I have no expertise whatsoever in meteorology, but I do have a bit of knowledge about stats, and randomness and chance – and it is this that leads me to a broadly sceptical point of view regarding AGW. Jim Ryan kindly responded to my blog about the UEA debacle with a lengthy and pretty rational argument, to which he appended a list of many organisations which sign up to AGW. What he didn’t say, however, was that these organisations often heavily qualify their belief in man-made climate change, suggesting that it is “probable” or “heavily probable” or “likely”. Fine. And there are many more which will not go even this far.
But it is another part of Jim’s response that interested me, because it involves statistics and displayed the almost universal misunderstanding of statistics and chance. He wrote:
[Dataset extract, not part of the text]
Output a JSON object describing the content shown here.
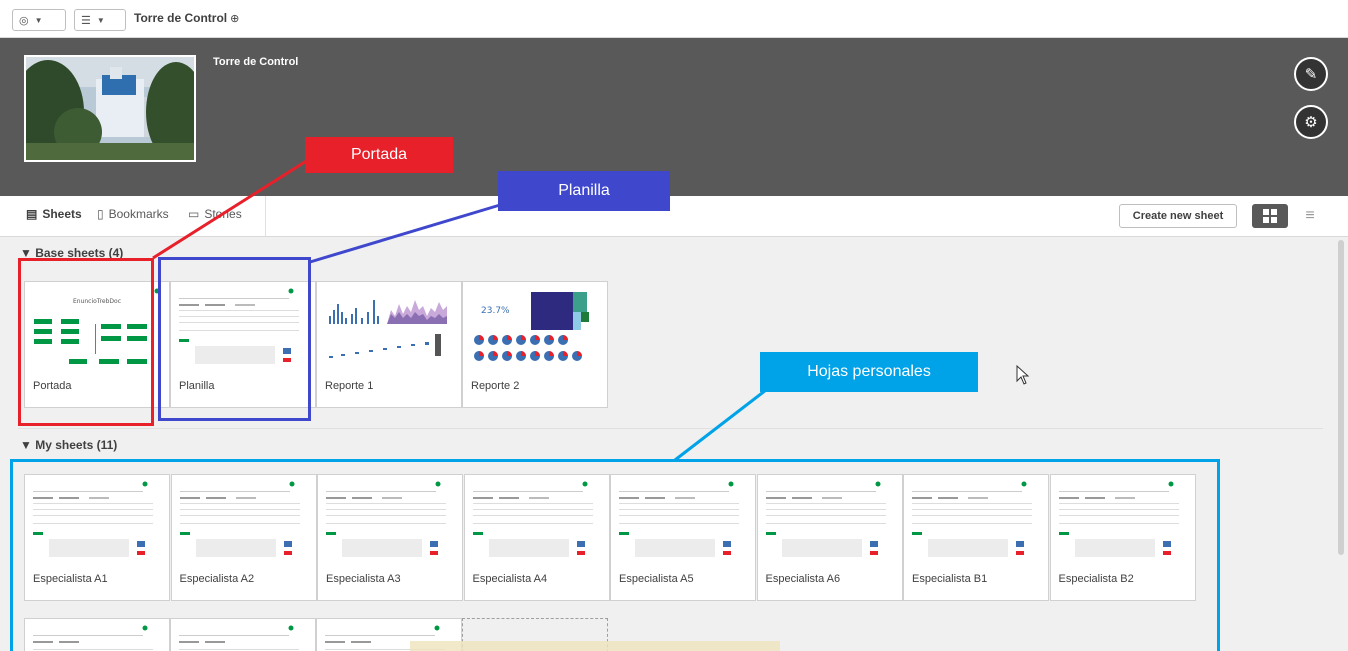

“Rod, you visit a 100 tumour specialists and 97 tell you you require an operation to treat the condition. The other 3 say it is benign and does not require any treatment “
The implication being that of course the 97 are right, and that any rational person would not question this supposed fact. A 97% certainty is pretty much a certainty, full stop, isn’t it?
Well, no. Suppose the tumour which the doctors believe afflicts me is a fairly rare type of tumour, one which affects only, say, one in 5000 people. If that is the case then the likelihood that I do not have that tumour, and that those 97% of surgeons have made a wrong diagnosis, and that I therefore do not need an operation, is far, far higher than the likelihood that I do have a tumour and do need it operated upon. Jim’s analogy utilizes that difficult thing to supposedly prove his point, the false positive.